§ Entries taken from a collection
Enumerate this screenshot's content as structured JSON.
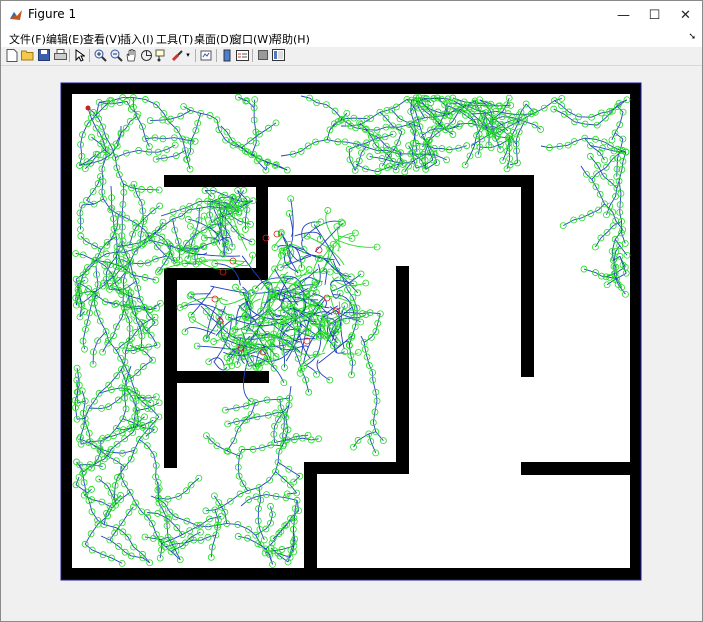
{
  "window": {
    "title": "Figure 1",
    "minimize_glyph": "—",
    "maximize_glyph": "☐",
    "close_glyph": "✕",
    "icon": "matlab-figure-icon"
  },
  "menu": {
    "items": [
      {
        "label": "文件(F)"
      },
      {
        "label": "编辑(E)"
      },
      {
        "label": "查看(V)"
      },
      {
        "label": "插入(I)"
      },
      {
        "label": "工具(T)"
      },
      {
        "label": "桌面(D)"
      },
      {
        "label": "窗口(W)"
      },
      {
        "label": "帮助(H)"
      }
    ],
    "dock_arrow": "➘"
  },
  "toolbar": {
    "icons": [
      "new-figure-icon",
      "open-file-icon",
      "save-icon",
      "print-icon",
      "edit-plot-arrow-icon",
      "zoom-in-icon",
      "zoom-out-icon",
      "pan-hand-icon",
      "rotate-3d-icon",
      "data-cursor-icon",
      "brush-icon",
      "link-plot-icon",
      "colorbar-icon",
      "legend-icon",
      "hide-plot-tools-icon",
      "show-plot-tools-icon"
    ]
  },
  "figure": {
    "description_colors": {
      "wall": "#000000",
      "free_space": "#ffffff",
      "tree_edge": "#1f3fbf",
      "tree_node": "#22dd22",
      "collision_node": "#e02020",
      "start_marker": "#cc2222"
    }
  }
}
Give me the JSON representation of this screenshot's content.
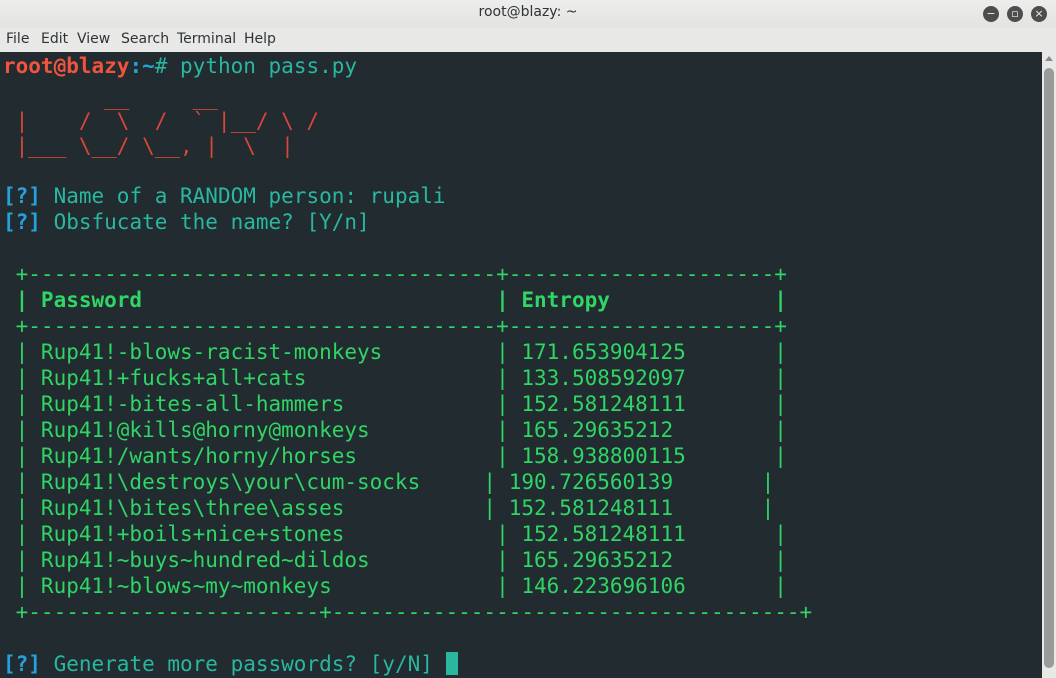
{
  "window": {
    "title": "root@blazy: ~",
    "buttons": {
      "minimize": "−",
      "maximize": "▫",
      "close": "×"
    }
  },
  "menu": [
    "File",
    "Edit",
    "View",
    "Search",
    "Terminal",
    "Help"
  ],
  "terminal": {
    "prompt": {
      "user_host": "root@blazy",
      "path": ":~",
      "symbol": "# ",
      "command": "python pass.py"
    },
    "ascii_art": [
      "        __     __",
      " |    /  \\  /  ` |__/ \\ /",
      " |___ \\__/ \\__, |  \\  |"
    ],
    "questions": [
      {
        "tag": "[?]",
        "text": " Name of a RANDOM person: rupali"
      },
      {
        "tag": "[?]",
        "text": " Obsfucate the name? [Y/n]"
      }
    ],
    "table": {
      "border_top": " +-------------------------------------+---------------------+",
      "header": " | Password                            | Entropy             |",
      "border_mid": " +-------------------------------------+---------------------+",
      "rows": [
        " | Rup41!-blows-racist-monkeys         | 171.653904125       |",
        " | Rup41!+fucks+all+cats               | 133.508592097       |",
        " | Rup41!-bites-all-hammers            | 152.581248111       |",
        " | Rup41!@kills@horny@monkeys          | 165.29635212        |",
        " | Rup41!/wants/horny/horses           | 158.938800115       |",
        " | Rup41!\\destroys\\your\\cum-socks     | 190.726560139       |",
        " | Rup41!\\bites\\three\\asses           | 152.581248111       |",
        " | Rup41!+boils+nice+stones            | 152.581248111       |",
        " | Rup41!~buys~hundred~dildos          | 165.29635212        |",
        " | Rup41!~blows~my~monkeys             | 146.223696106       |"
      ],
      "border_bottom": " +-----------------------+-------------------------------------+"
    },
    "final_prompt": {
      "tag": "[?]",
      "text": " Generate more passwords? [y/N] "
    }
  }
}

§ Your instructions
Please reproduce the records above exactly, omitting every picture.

§ Answer to the problem
Enumerate this screenshot's content as structured JSON.
{
  "window": {
    "title": "Figure 1",
    "minimize_glyph": "—",
    "maximize_glyph": "☐",
    "close_glyph": "✕",
    "icon": "matlab-figure-icon"
  },
  "menu": {
    "items": [
      {
        "label": "文件(F)"
      },
      {
        "label": "编辑(E)"
      },
      {
        "label": "查看(V)"
      },
      {
        "label": "插入(I)"
      },
      {
        "label": "工具(T)"
      },
      {
        "label": "桌面(D)"
      },
      {
        "label": "窗口(W)"
      },
      {
        "label": "帮助(H)"
      }
    ],
    "dock_arrow": "➘"
  },
  "toolbar": {
    "icons": [
      "new-figure-icon",
      "open-file-icon",
      "save-icon",
      "print-icon",
      "edit-plot-arrow-icon",
      "zoom-in-icon",
      "zoom-out-icon",
      "pan-hand-icon",
      "rotate-3d-icon",
      "data-cursor-icon",
      "brush-icon",
      "link-plot-icon",
      "colorbar-icon",
      "legend-icon",
      "hide-plot-tools-icon",
      "show-plot-tools-icon"
    ]
  },
  "figure": {
    "description_colors": {
      "wall": "#000000",
      "free_space": "#ffffff",
      "tree_edge": "#1f3fbf",
      "tree_node": "#22dd22",
      "collision_node": "#e02020",
      "start_marker": "#cc2222"
    }
  }
}
Give me the JSON representation of this screenshot's content.
{
  "window": {
    "title": "root@blazy: ~",
    "buttons": {
      "minimize": "−",
      "maximize": "▫",
      "close": "×"
    }
  },
  "menu": [
    "File",
    "Edit",
    "View",
    "Search",
    "Terminal",
    "Help"
  ],
  "terminal": {
    "prompt": {
      "user_host": "root@blazy",
      "path": ":~",
      "symbol": "# ",
      "command": "python pass.py"
    },
    "ascii_art": [
      "        __     __",
      " |    /  \\  /  ` |__/ \\ /",
      " |___ \\__/ \\__, |  \\  |"
    ],
    "questions": [
      {
        "tag": "[?]",
        "text": " Name of a RANDOM person: rupali"
      },
      {
        "tag": "[?]",
        "text": " Obsfucate the name? [Y/n]"
      }
    ],
    "table": {
      "border_top": " +-------------------------------------+---------------------+",
      "header": " | Password                            | Entropy             |",
      "border_mid": " +-------------------------------------+---------------------+",
      "rows": [
        " | Rup41!-blows-racist-monkeys         | 171.653904125       |",
        " | Rup41!+fucks+all+cats               | 133.508592097       |",
        " | Rup41!-bites-all-hammers            | 152.581248111       |",
        " | Rup41!@kills@horny@monkeys          | 165.29635212        |",
        " | Rup41!/wants/horny/horses           | 158.938800115       |",
        " | Rup41!\\destroys\\your\\cum-socks     | 190.726560139       |",
        " | Rup41!\\bites\\three\\asses           | 152.581248111       |",
        " | Rup41!+boils+nice+stones            | 152.581248111       |",
        " | Rup41!~buys~hundred~dildos          | 165.29635212        |",
        " | Rup41!~blows~my~monkeys             | 146.223696106       |"
      ],
      "border_bottom": " +-----------------------+-------------------------------------+"
    },
    "final_prompt": {
      "tag": "[?]",
      "text": " Generate more passwords? [y/N] "
    }
  }
}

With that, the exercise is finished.